## ACTION ITEM:
Search the records for the word "this" and report each line that has it.

/---

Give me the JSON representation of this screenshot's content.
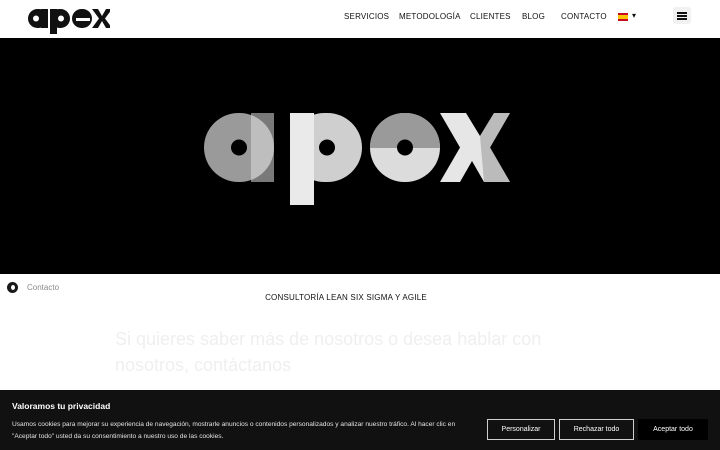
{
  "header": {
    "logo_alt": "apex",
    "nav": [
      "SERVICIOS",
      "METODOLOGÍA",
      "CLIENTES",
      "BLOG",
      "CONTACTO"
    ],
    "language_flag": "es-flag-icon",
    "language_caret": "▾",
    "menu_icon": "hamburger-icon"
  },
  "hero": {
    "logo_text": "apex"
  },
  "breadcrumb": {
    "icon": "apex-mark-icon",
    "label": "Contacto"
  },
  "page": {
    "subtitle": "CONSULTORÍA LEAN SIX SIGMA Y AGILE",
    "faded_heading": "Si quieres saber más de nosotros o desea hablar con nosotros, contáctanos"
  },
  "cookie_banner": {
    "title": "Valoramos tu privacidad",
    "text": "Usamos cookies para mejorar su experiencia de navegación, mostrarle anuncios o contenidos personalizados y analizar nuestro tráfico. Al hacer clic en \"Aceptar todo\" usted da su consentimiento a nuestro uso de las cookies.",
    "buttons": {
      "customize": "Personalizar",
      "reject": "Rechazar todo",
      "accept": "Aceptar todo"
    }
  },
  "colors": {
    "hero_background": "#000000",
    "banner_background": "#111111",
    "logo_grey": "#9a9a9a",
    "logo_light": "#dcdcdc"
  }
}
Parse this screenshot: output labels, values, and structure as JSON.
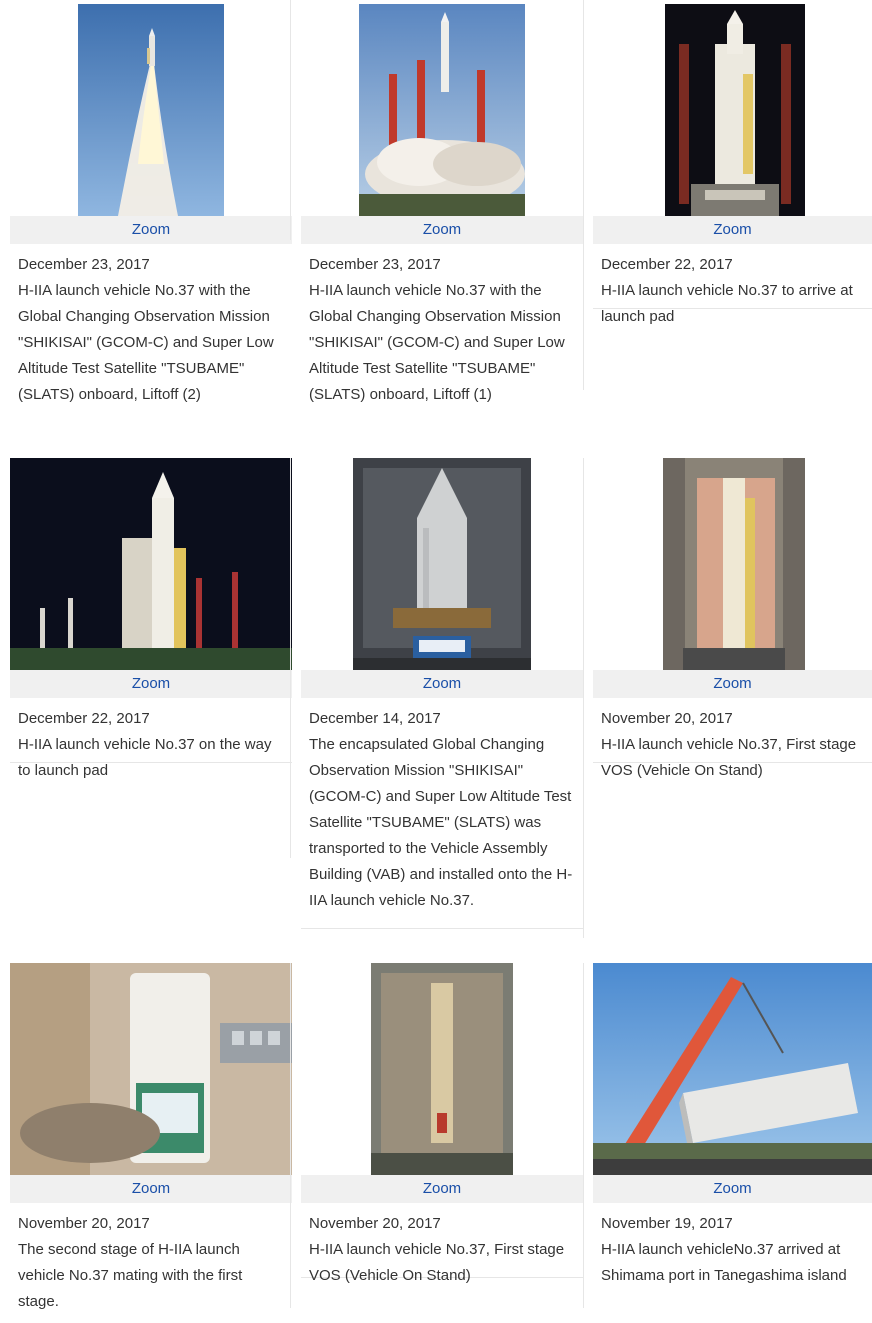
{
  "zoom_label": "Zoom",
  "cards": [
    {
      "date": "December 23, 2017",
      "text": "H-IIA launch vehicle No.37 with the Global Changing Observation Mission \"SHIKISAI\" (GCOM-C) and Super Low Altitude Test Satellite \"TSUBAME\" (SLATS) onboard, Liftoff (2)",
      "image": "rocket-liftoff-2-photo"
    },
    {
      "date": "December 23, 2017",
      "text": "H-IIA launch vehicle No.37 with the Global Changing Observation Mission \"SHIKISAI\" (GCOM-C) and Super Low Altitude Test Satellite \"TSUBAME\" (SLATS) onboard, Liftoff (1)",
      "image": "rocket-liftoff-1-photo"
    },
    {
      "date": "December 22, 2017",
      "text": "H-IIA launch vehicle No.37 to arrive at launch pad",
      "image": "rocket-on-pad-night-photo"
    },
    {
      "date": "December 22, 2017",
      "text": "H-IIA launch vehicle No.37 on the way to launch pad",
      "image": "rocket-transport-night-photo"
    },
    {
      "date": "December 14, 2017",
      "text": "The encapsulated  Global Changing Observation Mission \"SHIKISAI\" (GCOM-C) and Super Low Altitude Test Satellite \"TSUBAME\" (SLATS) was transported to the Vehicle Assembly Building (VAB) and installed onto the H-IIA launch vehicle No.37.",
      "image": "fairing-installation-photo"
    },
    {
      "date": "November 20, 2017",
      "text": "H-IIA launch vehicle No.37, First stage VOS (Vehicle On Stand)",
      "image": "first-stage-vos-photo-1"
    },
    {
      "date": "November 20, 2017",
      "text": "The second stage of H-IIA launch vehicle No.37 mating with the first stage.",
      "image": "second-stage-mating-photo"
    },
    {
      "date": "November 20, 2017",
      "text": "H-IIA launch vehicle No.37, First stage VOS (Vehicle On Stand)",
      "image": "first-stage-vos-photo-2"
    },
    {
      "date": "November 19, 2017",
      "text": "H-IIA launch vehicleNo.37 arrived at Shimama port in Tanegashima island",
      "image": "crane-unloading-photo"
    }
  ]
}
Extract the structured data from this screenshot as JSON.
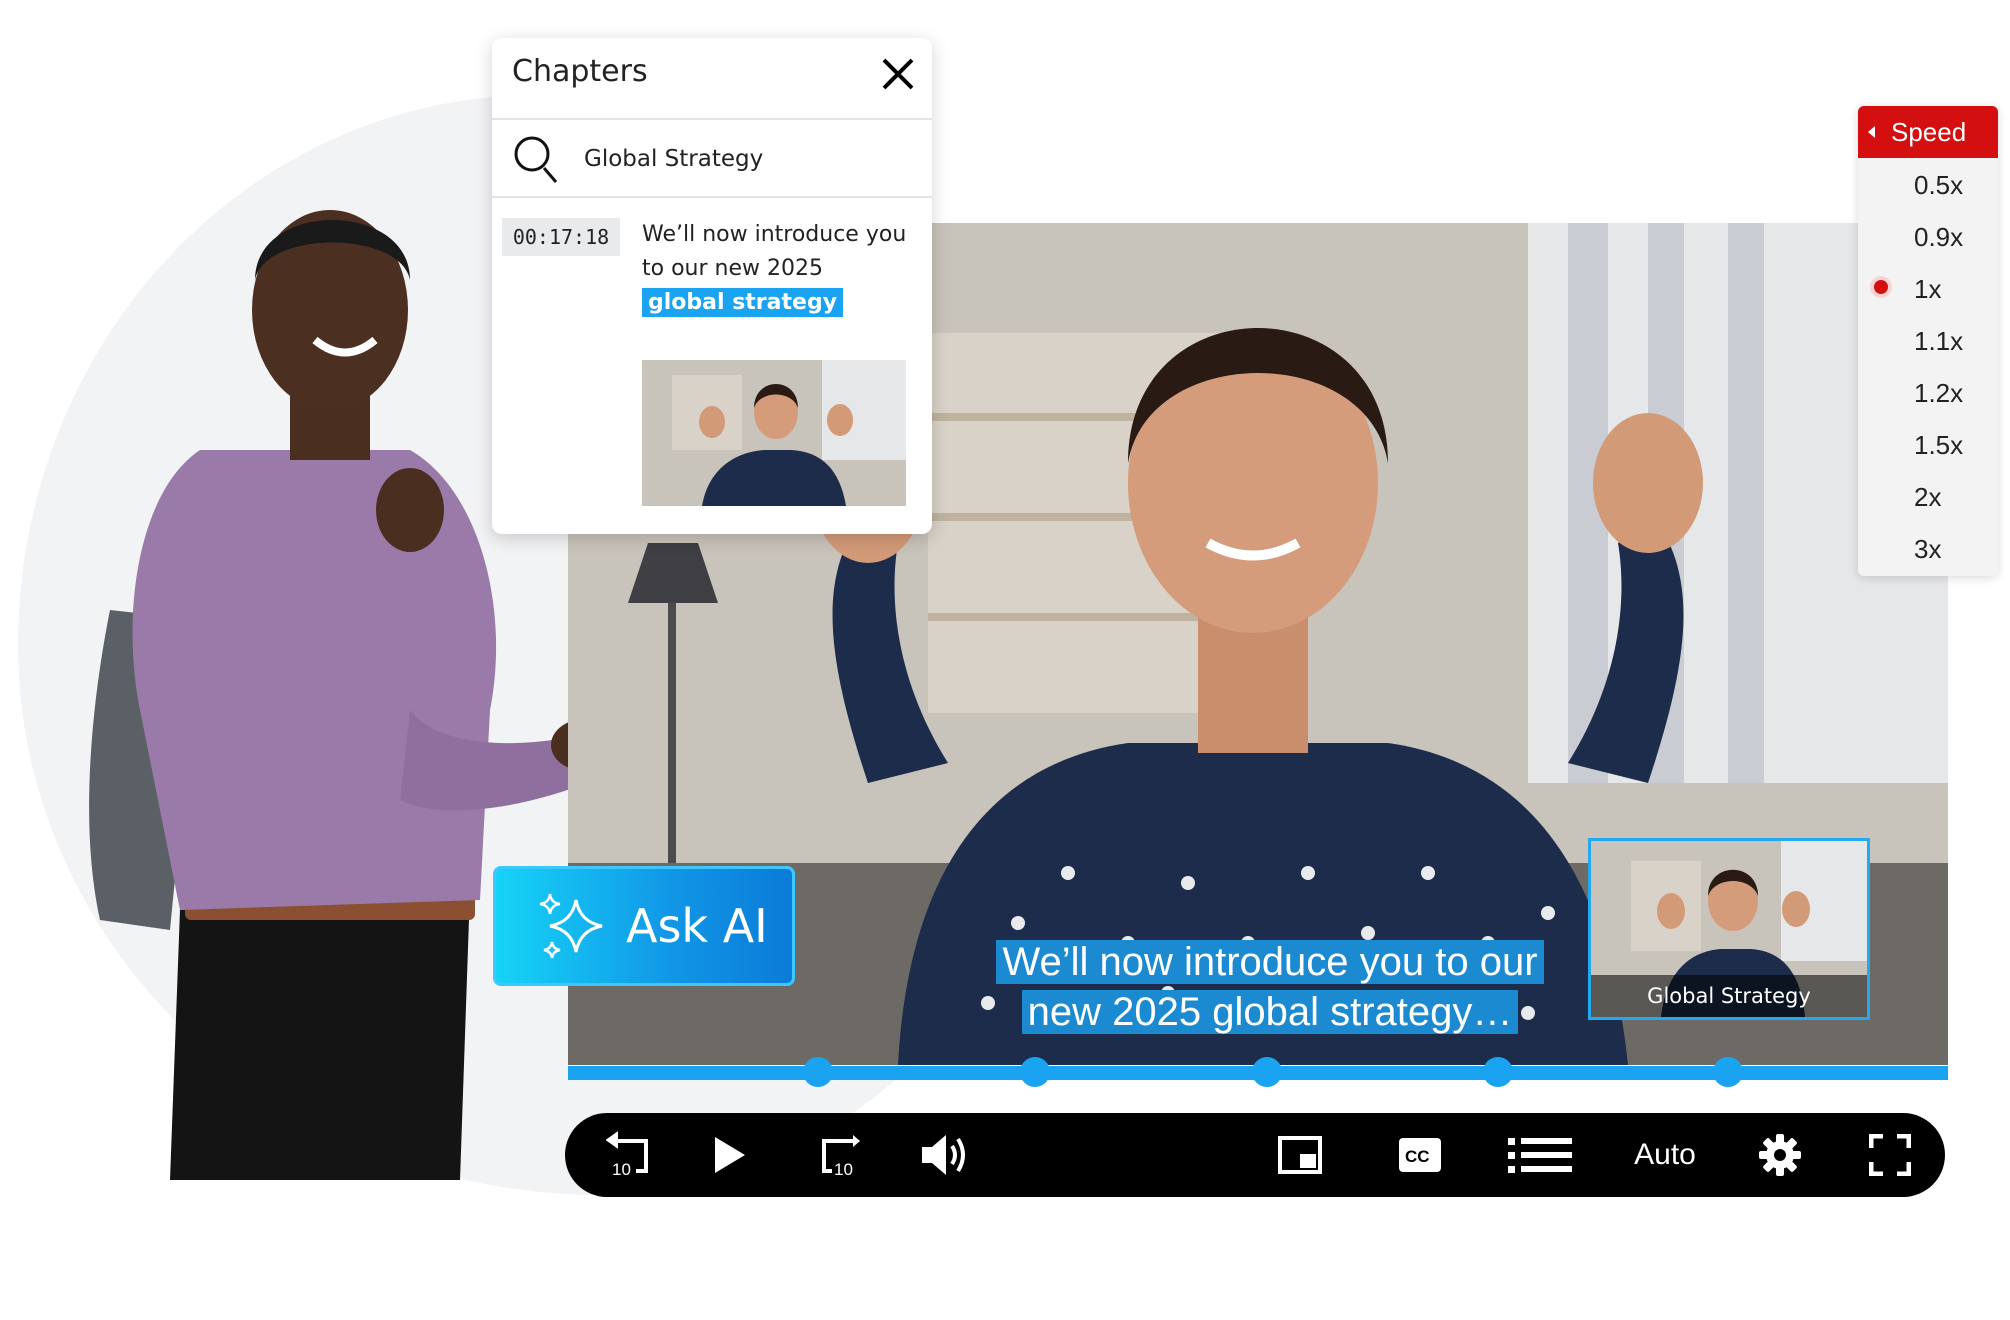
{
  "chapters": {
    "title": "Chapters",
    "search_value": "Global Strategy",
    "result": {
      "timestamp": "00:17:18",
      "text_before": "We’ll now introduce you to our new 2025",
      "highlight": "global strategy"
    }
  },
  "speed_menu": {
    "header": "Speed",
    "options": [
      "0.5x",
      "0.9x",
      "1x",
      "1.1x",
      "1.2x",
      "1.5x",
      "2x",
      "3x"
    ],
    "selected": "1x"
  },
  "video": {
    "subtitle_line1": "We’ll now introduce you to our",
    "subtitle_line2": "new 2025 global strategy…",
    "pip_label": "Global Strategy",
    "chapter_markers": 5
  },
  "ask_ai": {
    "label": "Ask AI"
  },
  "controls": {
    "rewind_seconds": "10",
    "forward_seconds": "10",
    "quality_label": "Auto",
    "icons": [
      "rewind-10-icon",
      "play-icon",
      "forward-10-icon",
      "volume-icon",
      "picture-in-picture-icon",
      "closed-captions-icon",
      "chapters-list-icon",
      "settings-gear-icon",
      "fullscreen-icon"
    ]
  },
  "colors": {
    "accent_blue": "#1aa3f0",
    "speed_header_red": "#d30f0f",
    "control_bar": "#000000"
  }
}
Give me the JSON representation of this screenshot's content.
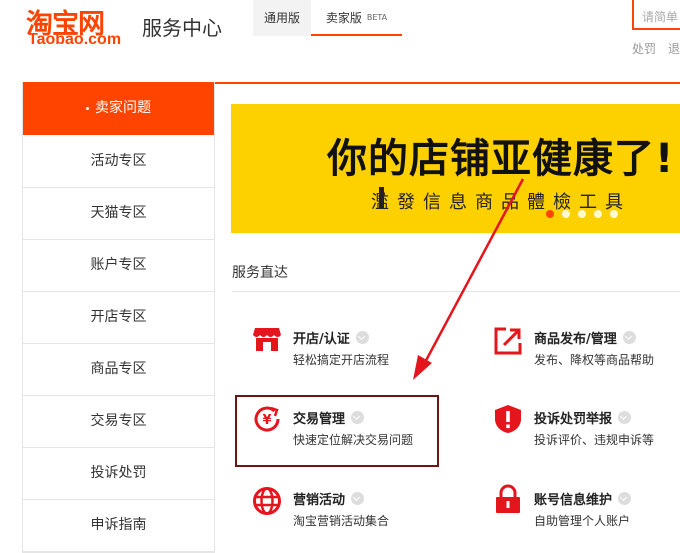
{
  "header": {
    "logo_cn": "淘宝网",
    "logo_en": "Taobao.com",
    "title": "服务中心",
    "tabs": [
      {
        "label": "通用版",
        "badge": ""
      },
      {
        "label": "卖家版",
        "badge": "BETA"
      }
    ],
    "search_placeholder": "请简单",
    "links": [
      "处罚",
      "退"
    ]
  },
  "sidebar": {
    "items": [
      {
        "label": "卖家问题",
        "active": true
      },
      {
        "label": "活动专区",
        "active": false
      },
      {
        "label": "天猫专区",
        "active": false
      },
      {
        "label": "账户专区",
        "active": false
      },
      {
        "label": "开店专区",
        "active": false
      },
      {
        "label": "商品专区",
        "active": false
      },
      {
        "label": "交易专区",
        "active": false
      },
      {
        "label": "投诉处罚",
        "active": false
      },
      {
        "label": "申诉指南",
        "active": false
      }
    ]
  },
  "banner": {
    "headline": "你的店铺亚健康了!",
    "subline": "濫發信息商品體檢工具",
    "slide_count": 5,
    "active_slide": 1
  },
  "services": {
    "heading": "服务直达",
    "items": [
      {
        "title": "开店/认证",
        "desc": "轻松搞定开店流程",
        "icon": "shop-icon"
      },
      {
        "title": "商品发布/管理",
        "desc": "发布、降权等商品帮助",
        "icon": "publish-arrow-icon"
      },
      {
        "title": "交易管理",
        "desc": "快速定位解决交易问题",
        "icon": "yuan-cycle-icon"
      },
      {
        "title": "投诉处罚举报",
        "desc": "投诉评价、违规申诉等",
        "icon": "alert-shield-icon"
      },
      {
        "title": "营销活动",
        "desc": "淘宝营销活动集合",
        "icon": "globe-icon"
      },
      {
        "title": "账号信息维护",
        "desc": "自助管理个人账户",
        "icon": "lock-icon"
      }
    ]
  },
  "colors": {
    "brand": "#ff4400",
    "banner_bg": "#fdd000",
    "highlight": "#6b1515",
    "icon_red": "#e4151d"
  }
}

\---

## ANSWER BELOW:
Give me the JSON representation of this screenshot's content.
Parse this screenshot: output labels, values, and structure as JSON.
Extract the structured data from this screenshot as JSON.
Give me the JSON representation of this screenshot's content.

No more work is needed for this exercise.